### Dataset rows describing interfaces
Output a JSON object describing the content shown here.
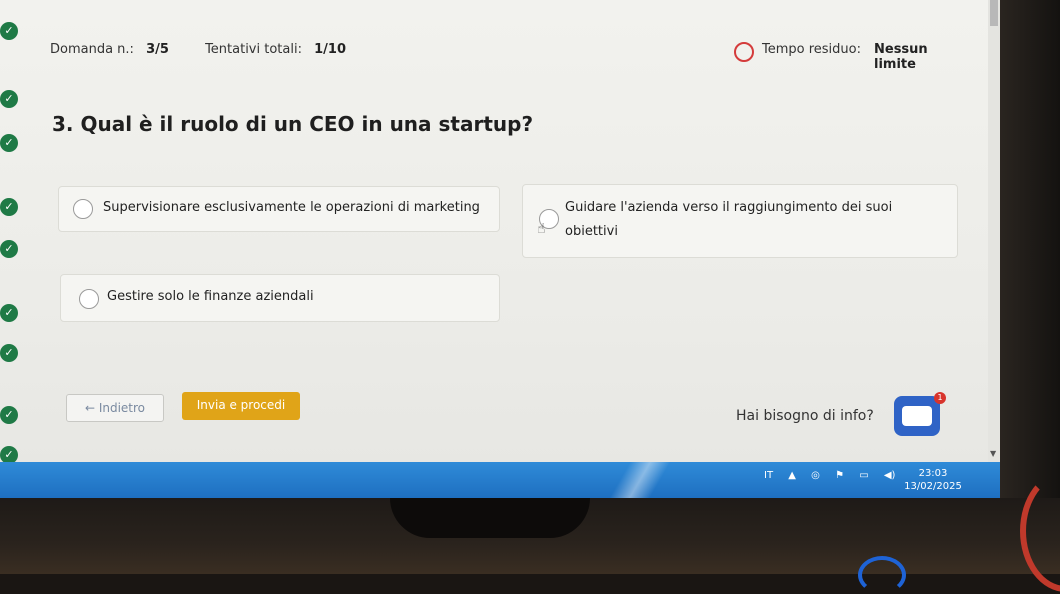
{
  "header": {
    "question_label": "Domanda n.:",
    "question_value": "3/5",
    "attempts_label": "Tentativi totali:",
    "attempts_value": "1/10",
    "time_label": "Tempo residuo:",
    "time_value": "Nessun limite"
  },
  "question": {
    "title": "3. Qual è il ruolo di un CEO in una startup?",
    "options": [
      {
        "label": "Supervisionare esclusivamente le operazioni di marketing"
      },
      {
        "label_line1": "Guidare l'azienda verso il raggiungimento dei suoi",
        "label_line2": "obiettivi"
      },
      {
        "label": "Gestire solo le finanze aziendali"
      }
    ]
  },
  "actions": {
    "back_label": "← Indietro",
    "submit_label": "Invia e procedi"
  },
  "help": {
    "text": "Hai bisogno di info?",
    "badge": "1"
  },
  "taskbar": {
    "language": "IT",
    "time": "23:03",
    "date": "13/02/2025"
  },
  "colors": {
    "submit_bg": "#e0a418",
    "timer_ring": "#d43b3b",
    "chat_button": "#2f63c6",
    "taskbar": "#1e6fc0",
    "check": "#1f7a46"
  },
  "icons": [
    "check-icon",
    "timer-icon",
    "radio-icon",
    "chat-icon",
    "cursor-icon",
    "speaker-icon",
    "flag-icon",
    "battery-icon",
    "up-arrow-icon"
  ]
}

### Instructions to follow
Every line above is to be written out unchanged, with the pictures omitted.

### Task answer
Output a JSON object describing the content shown here.
{
  "header": {
    "question_label": "Domanda n.:",
    "question_value": "3/5",
    "attempts_label": "Tentativi totali:",
    "attempts_value": "1/10",
    "time_label": "Tempo residuo:",
    "time_value": "Nessun limite"
  },
  "question": {
    "title": "3. Qual è il ruolo di un CEO in una startup?",
    "options": [
      {
        "label": "Supervisionare esclusivamente le operazioni di marketing"
      },
      {
        "label_line1": "Guidare l'azienda verso il raggiungimento dei suoi",
        "label_line2": "obiettivi"
      },
      {
        "label": "Gestire solo le finanze aziendali"
      }
    ]
  },
  "actions": {
    "back_label": "← Indietro",
    "submit_label": "Invia e procedi"
  },
  "help": {
    "text": "Hai bisogno di info?",
    "badge": "1"
  },
  "taskbar": {
    "language": "IT",
    "time": "23:03",
    "date": "13/02/2025"
  },
  "colors": {
    "submit_bg": "#e0a418",
    "timer_ring": "#d43b3b",
    "chat_button": "#2f63c6",
    "taskbar": "#1e6fc0",
    "check": "#1f7a46"
  },
  "icons": [
    "check-icon",
    "timer-icon",
    "radio-icon",
    "chat-icon",
    "cursor-icon",
    "speaker-icon",
    "flag-icon",
    "battery-icon",
    "up-arrow-icon"
  ]
}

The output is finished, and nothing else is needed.